With January already handing us record hospitalizations and deaths as a result of COVID-19, a slow and disorganized rollout of the vaccine, and violence in the heart of our democracy, 2021 is on track to becoming another year we will want to wish away. But it’s the only 2021 we get–there’s no replacement warranty, no money-back guarantee.
I frequently find myself gritting my teeth, just trying to get through a period of time—the work day, a stage in my children’s development, an entire political regime. Two weeks ago, I dropped my oldest son off at college. For the next four months, anytime I see him, we’ll both be masked and six feet apart. Did I appreciate his presence enough over his extended winter break? My younger two sons attend high school two days a week, learning remotely the other three. Am I making the most of having them around? I haven’t seen my parents in two and a half years. Did I enjoy their company enough the last time they visited? Do I ever do enough to pause and really live a moment in time, rather than hurrying on to the next?
This is what we honor here at Literary Mama, through the fiction, nonfiction, and poetry we publish—moments of motherhood. Whether they are painful, beautiful, terrifying, funny, or just plain ordinary, it is these moments that make up our days, our years, and our lives. They are worth noticing, reflecting on, and recording. We hope that you’ll enjoy the moments our writers have shared in this issue, and that reading them brings a measure of calm in this already challenging year.
2 replies on “From the Editor: January/February 2021”
I am having difficulty submitting a piece of non fiction to you.
Could you let me have the correct email address?
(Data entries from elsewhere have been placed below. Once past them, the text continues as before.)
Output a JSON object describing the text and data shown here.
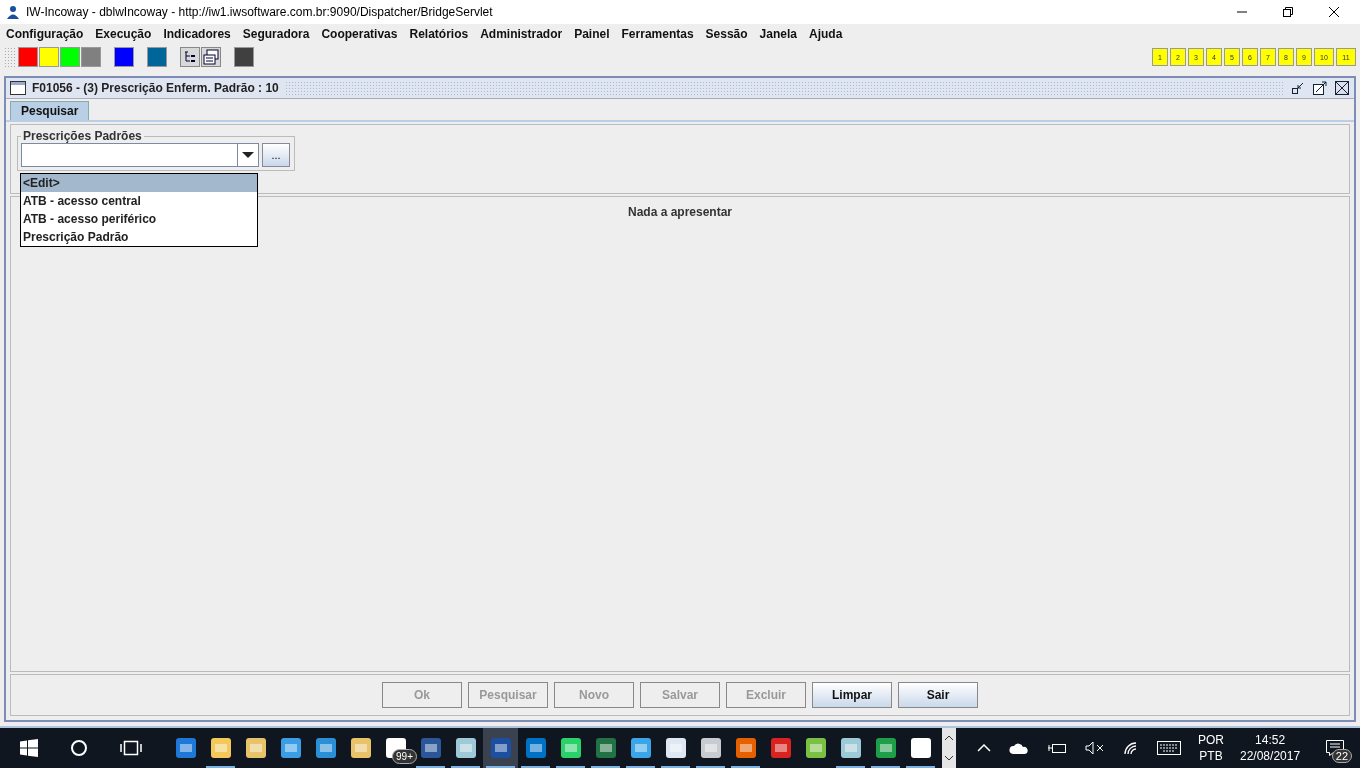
{
  "window": {
    "title": "IW-Incoway - dblwIncoway - http://iw1.iwsoftware.com.br:9090/Dispatcher/BridgeServlet"
  },
  "menu": [
    "Configuração",
    "Execução",
    "Indicadores",
    "Seguradora",
    "Cooperativas",
    "Relatórios",
    "Administrador",
    "Painel",
    "Ferramentas",
    "Sessão",
    "Janela",
    "Ajuda"
  ],
  "toolbar": [
    {
      "kind": "swatch",
      "color": "#ff0000"
    },
    {
      "kind": "swatch",
      "color": "#ffff00"
    },
    {
      "kind": "swatch",
      "color": "#00ff00"
    },
    {
      "kind": "swatch",
      "color": "#808080"
    },
    {
      "kind": "gap"
    },
    {
      "kind": "swatch",
      "color": "#0000ff"
    },
    {
      "kind": "gap"
    },
    {
      "kind": "swatch",
      "color": "#006699"
    },
    {
      "kind": "gap"
    },
    {
      "kind": "tree"
    },
    {
      "kind": "windows"
    },
    {
      "kind": "gap"
    },
    {
      "kind": "swatch",
      "color": "#404040"
    }
  ],
  "window_buttons": [
    "1",
    "2",
    "3",
    "4",
    "5",
    "6",
    "7",
    "8",
    "9",
    "10",
    "11"
  ],
  "frame": {
    "title": "F01056 - (3) Prescrição Enferm. Padrão : 10",
    "tabs": [
      {
        "label": "Pesquisar",
        "selected": true
      }
    ],
    "group": {
      "legend": "Prescrições Padrões",
      "browse_button": "...",
      "options": [
        {
          "label": "<Edit>",
          "selected": true
        },
        {
          "label": "ATB - acesso central",
          "selected": false
        },
        {
          "label": "ATB - acesso periférico",
          "selected": false
        },
        {
          "label": "Prescrição Padrão",
          "selected": false
        }
      ]
    },
    "empty_message": "Nada a apresentar",
    "buttons": [
      {
        "label": "Ok",
        "disabled": true
      },
      {
        "label": "Pesquisar",
        "disabled": true
      },
      {
        "label": "Novo",
        "disabled": true
      },
      {
        "label": "Salvar",
        "disabled": true
      },
      {
        "label": "Excluir",
        "disabled": true
      },
      {
        "label": "Limpar",
        "disabled": false
      },
      {
        "label": "Sair",
        "disabled": false
      }
    ]
  },
  "taskbar": {
    "apps": [
      {
        "kind": "edge",
        "open": false,
        "active": false
      },
      {
        "kind": "folder",
        "open": true,
        "active": false
      },
      {
        "kind": "docs",
        "open": false,
        "active": false
      },
      {
        "kind": "pc",
        "open": false,
        "active": false
      },
      {
        "kind": "chart",
        "open": false,
        "active": false
      },
      {
        "kind": "folder-img",
        "open": false,
        "active": false
      },
      {
        "kind": "mail",
        "open": false,
        "active": false,
        "badge": "99+"
      },
      {
        "kind": "word",
        "open": true,
        "active": false
      },
      {
        "kind": "notepad",
        "open": true,
        "active": false
      },
      {
        "kind": "iw",
        "open": true,
        "active": true
      },
      {
        "kind": "outlook",
        "open": true,
        "active": false
      },
      {
        "kind": "vs",
        "open": true,
        "active": false
      },
      {
        "kind": "excel",
        "open": true,
        "active": false
      },
      {
        "kind": "ie",
        "open": true,
        "active": false
      },
      {
        "kind": "doc",
        "open": true,
        "active": false
      },
      {
        "kind": "monitor",
        "open": true,
        "active": false
      },
      {
        "kind": "firefox",
        "open": true,
        "active": false
      },
      {
        "kind": "shield",
        "open": false,
        "active": false
      },
      {
        "kind": "leaf",
        "open": false,
        "active": false
      },
      {
        "kind": "notepad",
        "open": true,
        "active": false
      },
      {
        "kind": "sheet",
        "open": true,
        "active": false
      },
      {
        "kind": "photo",
        "open": true,
        "active": false
      }
    ],
    "language": "POR",
    "layout": "PTB",
    "time": "14:52",
    "date": "22/08/2017",
    "notifications": "22"
  }
}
The one I am using which is
LMnonfiction literarymama.com keeps bouncing back as non deliverable.
The address just needs an @ between LMnonfiction and literarymama.com, indicated on the submission page by (at).
Thanks for you interest,